There has always been such a strong link between financial globalisation and financial crises. While many nations have graduated from a troubled past repaying national debts, as Rogoff and Reinhart elegantly put it ‘so far graduation from banking crisis has proven elusive.’ In their masterful study of sixty-six countries since the Napelonic War, the pair point out that the world’s great finance hubs – the US, the UK and France have experienced some forty banking crises since 1800 and just four of the nations they studied avoided a banking crisis between 1945 and 2007. In eighteen of the twenty-six banking crisis since 1970, the financial sector was liberalised in the preceding five years sparking faster international capital mobility.

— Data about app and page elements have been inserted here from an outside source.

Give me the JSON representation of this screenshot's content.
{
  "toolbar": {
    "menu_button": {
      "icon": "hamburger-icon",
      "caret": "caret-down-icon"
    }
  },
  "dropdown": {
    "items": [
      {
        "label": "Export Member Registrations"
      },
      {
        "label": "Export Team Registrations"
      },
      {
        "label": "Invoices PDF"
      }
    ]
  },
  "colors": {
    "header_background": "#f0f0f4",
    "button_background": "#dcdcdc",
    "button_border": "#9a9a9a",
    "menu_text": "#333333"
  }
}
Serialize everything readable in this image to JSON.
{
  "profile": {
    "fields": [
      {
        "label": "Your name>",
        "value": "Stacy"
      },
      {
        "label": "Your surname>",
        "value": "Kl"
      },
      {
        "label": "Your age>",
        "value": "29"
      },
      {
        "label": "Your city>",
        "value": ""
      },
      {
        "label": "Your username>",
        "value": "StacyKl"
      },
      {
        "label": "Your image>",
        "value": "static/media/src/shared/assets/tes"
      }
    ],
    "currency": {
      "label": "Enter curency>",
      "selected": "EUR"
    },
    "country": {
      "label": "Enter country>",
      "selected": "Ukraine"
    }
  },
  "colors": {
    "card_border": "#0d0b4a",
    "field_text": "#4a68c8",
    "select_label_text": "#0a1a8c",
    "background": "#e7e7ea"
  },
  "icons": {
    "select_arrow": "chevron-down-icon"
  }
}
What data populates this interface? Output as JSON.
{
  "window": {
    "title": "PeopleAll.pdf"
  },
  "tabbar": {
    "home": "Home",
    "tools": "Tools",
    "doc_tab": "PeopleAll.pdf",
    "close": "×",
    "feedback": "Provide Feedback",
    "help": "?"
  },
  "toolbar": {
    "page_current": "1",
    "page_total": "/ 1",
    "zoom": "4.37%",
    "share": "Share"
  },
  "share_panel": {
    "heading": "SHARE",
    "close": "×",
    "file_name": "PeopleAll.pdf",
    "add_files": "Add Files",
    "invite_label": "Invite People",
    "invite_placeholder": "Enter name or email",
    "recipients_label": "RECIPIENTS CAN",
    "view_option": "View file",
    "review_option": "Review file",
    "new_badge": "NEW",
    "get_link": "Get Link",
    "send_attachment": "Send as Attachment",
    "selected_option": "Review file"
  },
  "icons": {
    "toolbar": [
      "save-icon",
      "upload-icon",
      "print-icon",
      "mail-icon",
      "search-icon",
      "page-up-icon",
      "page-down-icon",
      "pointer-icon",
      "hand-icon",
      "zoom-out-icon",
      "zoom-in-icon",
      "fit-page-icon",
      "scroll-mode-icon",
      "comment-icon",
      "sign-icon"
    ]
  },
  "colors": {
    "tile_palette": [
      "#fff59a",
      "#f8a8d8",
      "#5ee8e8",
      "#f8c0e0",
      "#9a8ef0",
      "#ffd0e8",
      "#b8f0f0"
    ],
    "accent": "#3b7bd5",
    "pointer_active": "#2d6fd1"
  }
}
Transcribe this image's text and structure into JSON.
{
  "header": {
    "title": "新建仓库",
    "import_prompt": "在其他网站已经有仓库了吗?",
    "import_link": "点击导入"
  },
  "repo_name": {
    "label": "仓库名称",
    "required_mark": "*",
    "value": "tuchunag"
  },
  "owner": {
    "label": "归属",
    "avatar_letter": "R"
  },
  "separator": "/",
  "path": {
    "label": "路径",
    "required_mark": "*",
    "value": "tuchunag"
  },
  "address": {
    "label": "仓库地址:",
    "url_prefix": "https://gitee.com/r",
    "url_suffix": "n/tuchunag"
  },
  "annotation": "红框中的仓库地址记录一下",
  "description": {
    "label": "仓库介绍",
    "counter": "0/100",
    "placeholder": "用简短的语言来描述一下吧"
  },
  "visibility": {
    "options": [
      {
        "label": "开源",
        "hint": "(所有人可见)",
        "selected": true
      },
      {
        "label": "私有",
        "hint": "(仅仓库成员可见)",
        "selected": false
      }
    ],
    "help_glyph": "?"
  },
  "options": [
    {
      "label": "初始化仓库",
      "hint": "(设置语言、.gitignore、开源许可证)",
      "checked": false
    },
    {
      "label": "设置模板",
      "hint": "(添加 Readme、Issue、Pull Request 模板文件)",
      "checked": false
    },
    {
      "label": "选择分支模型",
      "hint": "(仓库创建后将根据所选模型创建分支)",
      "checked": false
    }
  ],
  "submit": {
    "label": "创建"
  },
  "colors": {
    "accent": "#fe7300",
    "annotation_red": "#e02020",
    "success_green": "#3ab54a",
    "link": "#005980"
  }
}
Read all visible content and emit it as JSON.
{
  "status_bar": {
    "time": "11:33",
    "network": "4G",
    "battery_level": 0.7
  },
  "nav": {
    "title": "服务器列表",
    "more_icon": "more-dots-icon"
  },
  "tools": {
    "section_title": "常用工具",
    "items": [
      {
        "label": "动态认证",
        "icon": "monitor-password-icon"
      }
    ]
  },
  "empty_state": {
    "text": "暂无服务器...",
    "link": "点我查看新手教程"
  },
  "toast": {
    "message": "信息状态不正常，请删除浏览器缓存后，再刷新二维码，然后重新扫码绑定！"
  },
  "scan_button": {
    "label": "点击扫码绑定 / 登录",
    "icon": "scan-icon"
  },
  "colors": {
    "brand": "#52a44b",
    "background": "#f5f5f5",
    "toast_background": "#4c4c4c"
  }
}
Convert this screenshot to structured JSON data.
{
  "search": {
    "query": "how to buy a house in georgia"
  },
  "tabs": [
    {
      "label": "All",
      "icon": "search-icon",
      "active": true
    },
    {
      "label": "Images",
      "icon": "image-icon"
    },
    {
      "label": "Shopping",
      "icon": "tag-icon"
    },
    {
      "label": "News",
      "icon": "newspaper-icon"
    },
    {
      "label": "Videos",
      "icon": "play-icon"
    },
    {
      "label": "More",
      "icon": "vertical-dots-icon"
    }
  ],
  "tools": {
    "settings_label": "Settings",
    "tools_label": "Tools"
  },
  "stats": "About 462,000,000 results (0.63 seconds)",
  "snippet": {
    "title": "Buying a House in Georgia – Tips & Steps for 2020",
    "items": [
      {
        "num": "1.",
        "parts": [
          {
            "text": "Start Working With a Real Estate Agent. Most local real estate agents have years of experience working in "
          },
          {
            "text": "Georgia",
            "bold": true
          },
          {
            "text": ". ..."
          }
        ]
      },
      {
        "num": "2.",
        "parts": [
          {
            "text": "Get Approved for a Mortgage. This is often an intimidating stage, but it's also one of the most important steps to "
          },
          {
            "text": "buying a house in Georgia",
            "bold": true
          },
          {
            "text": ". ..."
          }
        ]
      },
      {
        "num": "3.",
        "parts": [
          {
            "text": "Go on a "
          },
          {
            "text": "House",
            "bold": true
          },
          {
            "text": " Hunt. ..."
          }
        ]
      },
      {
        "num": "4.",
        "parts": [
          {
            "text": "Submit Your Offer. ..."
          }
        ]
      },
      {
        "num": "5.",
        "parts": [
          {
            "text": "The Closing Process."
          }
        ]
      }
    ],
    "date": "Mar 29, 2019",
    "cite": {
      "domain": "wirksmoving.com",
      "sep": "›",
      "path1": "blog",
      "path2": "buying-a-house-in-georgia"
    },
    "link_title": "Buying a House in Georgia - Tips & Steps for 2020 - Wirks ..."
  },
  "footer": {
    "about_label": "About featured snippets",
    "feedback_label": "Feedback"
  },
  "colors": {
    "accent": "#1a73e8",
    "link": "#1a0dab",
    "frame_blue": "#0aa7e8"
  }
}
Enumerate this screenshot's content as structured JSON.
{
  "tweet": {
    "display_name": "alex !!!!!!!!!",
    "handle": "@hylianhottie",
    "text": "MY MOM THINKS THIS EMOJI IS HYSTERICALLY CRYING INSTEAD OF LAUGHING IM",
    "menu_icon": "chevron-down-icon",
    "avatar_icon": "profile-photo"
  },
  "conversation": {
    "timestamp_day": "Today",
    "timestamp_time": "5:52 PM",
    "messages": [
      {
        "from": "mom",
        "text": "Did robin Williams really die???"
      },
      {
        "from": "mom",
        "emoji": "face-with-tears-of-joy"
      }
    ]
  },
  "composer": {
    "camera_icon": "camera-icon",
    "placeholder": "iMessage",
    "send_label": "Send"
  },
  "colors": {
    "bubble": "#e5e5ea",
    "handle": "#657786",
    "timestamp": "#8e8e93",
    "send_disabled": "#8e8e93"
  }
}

2009 was no different, as we watched some very familiar patterns repeat; financial liberalisation, faster international capital flows, and an asset price bubble. But the scale was staggering.
At the beginning of the 21st century the world was awash with huge cash piles building in countries running significant export surpluses like China and Germany and this abundance helped fuel an extraordinary asset price boom. As early as 2005, the Economist was warning of ‘the biggest bubble in history’.
Financial sector deregulation in the United States (especially President Clinton’s repeal of the Glass-Steagal Act) multiplied the risk as loans were offered to those who could ill afford them, creating a vast ‘sub-prime market’ which the Federal Reserve failed to stem. The US Financial Crisis Enquiry Commission later castigated this pervasive permissiveness as ‘the Federal Reserve’s pivotal failure to stem the flow of toxic mortgages’. As a result, ‘trillions of dollars in risky mortgages had become embedded throughout the financial system as mortgage related securities were packaged, repackaged, and sold to investors around the world’. When the housing bubble collapsed, noted the US investigators, ‘a string of events…led to a full blown crisis.”
But when sub-prime lenders began going bust many were simply bought by bigger banks, concentrating the risk in the arms of fewer and fewer banks. And these arms were not strong because the Basel II safeguards had been relaxed after 2004 allowing banks to reduce minimum regulatory capital by around $220 billion. “Banks could [now] either expand their portfolios and take on more risk’ says Adam Blundell Wignall and Paul Atkinson, ‘or return the money to shareholders via dividends and buy-backs”. Worse, the relaxation of regulation on investment banks allow them to operate with capital ratios that were half the level of commercial banks – yet many were building funds composed of sub-prime problems.
The costs of any financial crisis are severe because they trigger secondary crises. The US financial crisis enquiry commission concluded “nearly $11 trillion in household wealth has vanished”. In the UK, one million jobs, and £400 billion of UK net wealth – most of it household wealth – would be destroyed.
‘The sentries [ie the Federal Reserve] concluded the US Financial Crisis Enquiry Commission, ‘were not at their posts, in no small part due to the widely accepted faith in the self-correcting nature of the markets and the ability of financial institutions to effectively police themselves’.
Today, I feel right in saying Boris Johnson knows far less about economics than Gordon Brown. And Alistair Darling had a hell of a lot more experience of running Whitehall departments than Rishi Sunak. It’s going to be a bumpy ride.